Little River to reopen

The following information was released by the Alabama Forestry Commission (AFC) last week.

“The AFC’s Claude D. Kelley Recreational Area and Little River State Forest will reopen to the public on March 17, 2018. It will be operational on weekends for day-use-only from Friday noon through Sunday at 5:00 pm. Hours of operation will be expanded in the near future. Camping sites will be available soon.”

The park closed indefinitely December 30, 2016 when AFC’s operating partner Ironman Outdoor Ministries could no longer afford to operate the park.

A lot of people will be glad to hear of the reopening. For decades, Little River has been the site of reunions, camp-outs, cook-outs, fishing, and swimming on hot summer days.

There is something at Claude D. Kelley Recreational Area and Little River State Forest for everyone, and the fees remain low.

Admission fee:
5 years and under – Free
6 to 15 years – $1
16 to 64 years – $ 2
65 years or older – $ 1
Pavilion fee:
Large Pavilion – $75 a day
Medium Pavilion – $50 a day
Small Pavilion – $15 a day

Consisting of approximately 2,100 acres of longleaf pine forest, it provides the general public with a setting for outdoor adventures such as hiking, camping, swimming, fishing, and horseback riding. All of these activities are available for a moderate entry fee.

Various events are held at the recreational area including family reunions, weddings, church functions such as Easter sunrise services, as well as Boy Scout and Girl Scout activities. Six pavilions in varying dimensions are rented out by the day to accommodate different group sizes.

For those with camper trailers, the park provides electricity and water hook-ups, and sewage hookups if necessary. There is unlimited space for the person who likes to “rough it” in the wild.

Along the trails there are plenty of opportunities to view ample wildlife, from deer and turkey, to rabbits and quail, even a bobcat or fox. Bird watchers find it an exceptional site to observe birds of all types.

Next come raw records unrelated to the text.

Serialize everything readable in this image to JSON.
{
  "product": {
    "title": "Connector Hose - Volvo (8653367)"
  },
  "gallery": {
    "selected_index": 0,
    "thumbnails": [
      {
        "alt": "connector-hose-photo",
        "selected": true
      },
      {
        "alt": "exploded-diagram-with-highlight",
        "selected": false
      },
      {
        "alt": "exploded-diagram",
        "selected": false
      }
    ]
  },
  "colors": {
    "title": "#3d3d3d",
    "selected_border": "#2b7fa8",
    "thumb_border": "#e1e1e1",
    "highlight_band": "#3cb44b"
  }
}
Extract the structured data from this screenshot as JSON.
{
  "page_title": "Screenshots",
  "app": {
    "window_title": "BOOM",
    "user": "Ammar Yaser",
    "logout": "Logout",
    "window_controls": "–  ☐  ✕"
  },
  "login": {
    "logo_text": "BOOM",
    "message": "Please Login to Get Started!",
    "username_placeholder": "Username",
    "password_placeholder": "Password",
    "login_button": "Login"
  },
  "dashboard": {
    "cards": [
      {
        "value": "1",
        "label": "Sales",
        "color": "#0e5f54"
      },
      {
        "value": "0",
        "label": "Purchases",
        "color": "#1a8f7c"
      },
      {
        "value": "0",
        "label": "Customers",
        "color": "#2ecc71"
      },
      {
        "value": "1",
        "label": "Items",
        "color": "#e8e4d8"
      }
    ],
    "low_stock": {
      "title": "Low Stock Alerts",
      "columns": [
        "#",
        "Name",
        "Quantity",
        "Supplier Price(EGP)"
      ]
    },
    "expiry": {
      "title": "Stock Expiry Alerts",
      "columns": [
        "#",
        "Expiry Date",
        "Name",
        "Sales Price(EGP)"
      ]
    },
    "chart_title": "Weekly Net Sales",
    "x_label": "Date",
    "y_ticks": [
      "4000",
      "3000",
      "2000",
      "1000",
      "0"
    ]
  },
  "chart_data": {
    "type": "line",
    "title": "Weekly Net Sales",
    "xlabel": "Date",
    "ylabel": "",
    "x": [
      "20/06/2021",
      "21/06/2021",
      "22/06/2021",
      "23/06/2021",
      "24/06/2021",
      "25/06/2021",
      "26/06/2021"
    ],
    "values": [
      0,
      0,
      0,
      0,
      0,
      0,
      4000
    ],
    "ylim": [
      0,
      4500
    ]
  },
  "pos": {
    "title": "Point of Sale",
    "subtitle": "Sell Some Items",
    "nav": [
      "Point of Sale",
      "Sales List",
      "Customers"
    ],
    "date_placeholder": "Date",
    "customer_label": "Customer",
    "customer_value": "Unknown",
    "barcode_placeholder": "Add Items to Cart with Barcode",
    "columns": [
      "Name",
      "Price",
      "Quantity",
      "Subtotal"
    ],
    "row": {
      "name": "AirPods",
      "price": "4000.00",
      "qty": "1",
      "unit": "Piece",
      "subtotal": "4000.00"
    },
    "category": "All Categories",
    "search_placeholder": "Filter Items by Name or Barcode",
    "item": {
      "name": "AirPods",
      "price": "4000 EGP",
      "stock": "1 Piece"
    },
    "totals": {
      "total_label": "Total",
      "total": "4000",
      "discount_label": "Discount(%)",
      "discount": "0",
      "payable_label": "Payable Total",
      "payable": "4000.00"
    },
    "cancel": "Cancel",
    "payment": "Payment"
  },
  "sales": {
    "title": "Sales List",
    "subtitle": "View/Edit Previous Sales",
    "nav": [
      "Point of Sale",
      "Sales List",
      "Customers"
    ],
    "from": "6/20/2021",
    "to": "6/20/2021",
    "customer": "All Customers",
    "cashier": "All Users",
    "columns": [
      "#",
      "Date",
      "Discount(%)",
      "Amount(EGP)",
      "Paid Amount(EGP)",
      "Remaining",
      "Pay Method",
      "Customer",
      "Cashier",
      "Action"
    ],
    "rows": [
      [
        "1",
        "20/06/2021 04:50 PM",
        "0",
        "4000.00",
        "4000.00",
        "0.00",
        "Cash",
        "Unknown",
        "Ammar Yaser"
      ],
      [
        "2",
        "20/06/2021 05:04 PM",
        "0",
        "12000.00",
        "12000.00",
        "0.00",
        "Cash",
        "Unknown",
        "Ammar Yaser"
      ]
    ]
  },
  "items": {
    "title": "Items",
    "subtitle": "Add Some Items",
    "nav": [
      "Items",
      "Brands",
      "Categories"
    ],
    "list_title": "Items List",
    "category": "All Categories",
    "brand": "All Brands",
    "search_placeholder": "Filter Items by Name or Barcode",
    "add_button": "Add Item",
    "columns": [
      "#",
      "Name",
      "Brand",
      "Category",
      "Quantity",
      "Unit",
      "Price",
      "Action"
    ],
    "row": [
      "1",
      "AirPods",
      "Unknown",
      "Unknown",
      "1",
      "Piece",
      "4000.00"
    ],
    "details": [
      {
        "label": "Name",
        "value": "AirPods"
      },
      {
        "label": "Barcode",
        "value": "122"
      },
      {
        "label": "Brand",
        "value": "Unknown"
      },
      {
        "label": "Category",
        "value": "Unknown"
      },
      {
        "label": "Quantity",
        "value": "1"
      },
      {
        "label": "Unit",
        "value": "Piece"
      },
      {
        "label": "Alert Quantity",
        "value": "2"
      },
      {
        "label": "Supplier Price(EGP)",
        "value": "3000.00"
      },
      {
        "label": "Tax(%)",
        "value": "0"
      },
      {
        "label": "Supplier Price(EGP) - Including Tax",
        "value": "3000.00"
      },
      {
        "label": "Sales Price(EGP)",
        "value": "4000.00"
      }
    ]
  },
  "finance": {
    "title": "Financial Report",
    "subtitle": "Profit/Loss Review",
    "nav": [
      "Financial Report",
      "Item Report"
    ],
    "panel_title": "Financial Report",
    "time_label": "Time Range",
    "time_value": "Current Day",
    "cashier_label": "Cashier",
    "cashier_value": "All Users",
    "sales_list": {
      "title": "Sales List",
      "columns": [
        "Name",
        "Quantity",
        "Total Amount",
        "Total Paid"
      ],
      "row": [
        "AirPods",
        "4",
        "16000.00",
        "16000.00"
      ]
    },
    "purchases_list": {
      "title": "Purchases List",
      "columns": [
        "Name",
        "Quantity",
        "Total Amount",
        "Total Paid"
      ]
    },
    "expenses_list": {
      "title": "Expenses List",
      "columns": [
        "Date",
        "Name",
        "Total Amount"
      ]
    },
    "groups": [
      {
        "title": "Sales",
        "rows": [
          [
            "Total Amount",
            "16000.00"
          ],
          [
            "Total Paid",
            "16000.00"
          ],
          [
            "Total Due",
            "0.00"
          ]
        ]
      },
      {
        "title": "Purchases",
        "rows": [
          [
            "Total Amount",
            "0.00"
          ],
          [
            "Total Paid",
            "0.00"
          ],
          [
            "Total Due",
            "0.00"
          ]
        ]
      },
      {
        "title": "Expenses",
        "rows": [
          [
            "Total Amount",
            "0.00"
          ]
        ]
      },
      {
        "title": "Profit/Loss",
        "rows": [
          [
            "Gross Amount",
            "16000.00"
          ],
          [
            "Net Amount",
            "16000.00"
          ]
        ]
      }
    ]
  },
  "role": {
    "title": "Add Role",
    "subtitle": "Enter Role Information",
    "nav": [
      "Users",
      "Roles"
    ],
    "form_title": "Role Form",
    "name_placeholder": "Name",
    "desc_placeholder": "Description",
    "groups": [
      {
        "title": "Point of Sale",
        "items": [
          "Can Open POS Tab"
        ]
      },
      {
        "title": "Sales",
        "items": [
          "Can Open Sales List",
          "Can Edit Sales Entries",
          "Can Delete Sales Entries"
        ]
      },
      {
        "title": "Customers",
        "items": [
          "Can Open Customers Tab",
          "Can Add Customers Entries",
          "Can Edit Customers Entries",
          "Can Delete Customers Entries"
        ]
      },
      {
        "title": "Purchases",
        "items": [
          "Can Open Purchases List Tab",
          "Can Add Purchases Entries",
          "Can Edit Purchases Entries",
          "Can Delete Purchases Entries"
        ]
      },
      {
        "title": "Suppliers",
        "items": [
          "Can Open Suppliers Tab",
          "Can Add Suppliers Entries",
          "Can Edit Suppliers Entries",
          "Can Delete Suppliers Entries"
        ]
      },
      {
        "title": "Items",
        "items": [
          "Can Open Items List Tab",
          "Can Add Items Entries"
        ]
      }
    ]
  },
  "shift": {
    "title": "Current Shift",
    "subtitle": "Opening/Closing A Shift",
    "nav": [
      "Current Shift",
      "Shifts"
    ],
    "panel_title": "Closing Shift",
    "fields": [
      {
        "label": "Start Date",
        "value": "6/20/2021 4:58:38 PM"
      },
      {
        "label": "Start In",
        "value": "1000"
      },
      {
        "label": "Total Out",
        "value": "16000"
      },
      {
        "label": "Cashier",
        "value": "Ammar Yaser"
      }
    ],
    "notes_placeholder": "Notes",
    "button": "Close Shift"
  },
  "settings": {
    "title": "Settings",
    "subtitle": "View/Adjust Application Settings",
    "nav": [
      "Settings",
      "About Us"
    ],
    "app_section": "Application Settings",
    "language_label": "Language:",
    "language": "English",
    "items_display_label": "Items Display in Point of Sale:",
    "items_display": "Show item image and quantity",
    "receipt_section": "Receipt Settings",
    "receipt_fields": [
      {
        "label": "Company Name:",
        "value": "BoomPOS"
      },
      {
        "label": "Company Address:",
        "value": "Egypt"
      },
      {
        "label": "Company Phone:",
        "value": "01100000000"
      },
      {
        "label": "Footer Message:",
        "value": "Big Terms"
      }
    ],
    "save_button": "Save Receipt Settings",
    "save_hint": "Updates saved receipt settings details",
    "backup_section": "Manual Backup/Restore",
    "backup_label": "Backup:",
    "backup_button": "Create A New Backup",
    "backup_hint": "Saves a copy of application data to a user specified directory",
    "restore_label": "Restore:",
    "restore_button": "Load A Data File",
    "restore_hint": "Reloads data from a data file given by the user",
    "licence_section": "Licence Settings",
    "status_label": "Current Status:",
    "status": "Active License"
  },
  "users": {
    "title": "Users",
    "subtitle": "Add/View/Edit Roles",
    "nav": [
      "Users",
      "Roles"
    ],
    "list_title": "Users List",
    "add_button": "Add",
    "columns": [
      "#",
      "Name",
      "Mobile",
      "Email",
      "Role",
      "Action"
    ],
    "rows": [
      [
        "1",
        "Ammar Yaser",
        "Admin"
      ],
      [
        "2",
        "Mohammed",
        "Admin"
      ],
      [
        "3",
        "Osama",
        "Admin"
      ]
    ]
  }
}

Although hunting is not allowed on a large scale, Little River State Forest uniquely offers hunting to hunters with disabilities. The rules and regulations for this hunting privilege are controlled and monitored by the Alabama Department of Wildlife and Freshwater Fisheries Division of the Alabama Department of Conservation and Natural Resources.

The 25-acre lake provides a great place cool off on a hot day or simple afternoons swimming with friends and family. While swimming or sliding down the spillway is a favorite activity for children in the summer, the lake provides a nice spot for boating and canoeing year-round. Many anglers have caught their limit of fish here as well.

Originally privately-owned property, this land was deeded to the Alabama Forestry Commission in the early 1930s while the Great Depression was taking its toll on America. President Franklin D. Roosevelt implemented several ideas to help pull people out of the Depression and get back to work. One of these programs was the Civilian Conservation Corps (CCC), designed to help rebuild natural resources by planting trees and constructing park facilities.

In 1934, the CCC was sent to the Atmore area to build a public park that would eventually become known as Little River State Forest. Many of the facilities located on the grounds remain from the original construction by the CCC, including the office building, a cabin, and pavilions. The Gazebo Trail was also built by the CCC, as well as the lake. The soil removed from the lake bed was used to construct the dam and levee. Iron stone was collected from the area to create the spillway. This beautiful location has been used over the years by many people as a backdrop for photos and weddings.

Not only is the natural beauty important, but the overall health of the forest is a primary focus for the agency. A healthy forest provides the ultimate setting to educate the public about longleaf pine forests. Selective harvesting of timber and prescribed burning are just a few of the forest management tools being practiced on the forest to help accomplish this goal.